WHAT IS BEING ASKED:
Every line that appears in the listing is to be set down verbatim.

MATERIAL FOR THIS EXERCISE:
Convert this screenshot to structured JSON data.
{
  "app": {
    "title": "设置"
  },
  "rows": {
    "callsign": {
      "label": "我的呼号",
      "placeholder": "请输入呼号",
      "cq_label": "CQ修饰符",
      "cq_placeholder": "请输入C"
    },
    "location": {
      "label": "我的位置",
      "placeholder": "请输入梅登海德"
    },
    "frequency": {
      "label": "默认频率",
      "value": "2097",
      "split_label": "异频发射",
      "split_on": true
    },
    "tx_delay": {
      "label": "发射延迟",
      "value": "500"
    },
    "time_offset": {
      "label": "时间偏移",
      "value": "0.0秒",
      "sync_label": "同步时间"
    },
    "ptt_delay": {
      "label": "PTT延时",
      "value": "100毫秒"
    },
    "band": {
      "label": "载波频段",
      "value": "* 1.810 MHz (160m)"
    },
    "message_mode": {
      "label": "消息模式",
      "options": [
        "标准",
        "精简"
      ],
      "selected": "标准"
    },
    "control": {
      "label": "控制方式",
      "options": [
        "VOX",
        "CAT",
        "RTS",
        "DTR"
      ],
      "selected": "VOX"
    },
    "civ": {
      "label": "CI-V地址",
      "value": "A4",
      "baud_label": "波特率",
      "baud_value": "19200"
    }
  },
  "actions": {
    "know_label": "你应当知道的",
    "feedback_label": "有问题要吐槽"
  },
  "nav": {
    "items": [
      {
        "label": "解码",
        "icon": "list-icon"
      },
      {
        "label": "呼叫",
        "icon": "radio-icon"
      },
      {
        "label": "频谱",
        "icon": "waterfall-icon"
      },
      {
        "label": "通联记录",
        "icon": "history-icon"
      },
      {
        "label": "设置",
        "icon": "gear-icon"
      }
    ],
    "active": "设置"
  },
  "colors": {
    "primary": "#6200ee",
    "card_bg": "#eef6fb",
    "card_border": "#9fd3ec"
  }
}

RESPONSE TO THE EXERCISE:
Convert this screenshot to structured JSON data.
{
  "app": {
    "title": "设置"
  },
  "rows": {
    "callsign": {
      "label": "我的呼号",
      "placeholder": "请输入呼号",
      "cq_label": "CQ修饰符",
      "cq_placeholder": "请输入C"
    },
    "location": {
      "label": "我的位置",
      "placeholder": "请输入梅登海德"
    },
    "frequency": {
      "label": "默认频率",
      "value": "2097",
      "split_label": "异频发射",
      "split_on": true
    },
    "tx_delay": {
      "label": "发射延迟",
      "value": "500"
    },
    "time_offset": {
      "label": "时间偏移",
      "value": "0.0秒",
      "sync_label": "同步时间"
    },
    "ptt_delay": {
      "label": "PTT延时",
      "value": "100毫秒"
    },
    "band": {
      "label": "载波频段",
      "value": "* 1.810 MHz (160m)"
    },
    "message_mode": {
      "label": "消息模式",
      "options": [
        "标准",
        "精简"
      ],
      "selected": "标准"
    },
    "control": {
      "label": "控制方式",
      "options": [
        "VOX",
        "CAT",
        "RTS",
        "DTR"
      ],
      "selected": "VOX"
    },
    "civ": {
      "label": "CI-V地址",
      "value": "A4",
      "baud_label": "波特率",
      "baud_value": "19200"
    }
  },
  "actions": {
    "know_label": "你应当知道的",
    "feedback_label": "有问题要吐槽"
  },
  "nav": {
    "items": [
      {
        "label": "解码",
        "icon": "list-icon"
      },
      {
        "label": "呼叫",
        "icon": "radio-icon"
      },
      {
        "label": "频谱",
        "icon": "waterfall-icon"
      },
      {
        "label": "通联记录",
        "icon": "history-icon"
      },
      {
        "label": "设置",
        "icon": "gear-icon"
      }
    ],
    "active": "设置"
  },
  "colors": {
    "primary": "#6200ee",
    "card_bg": "#eef6fb",
    "card_border": "#9fd3ec"
  }
}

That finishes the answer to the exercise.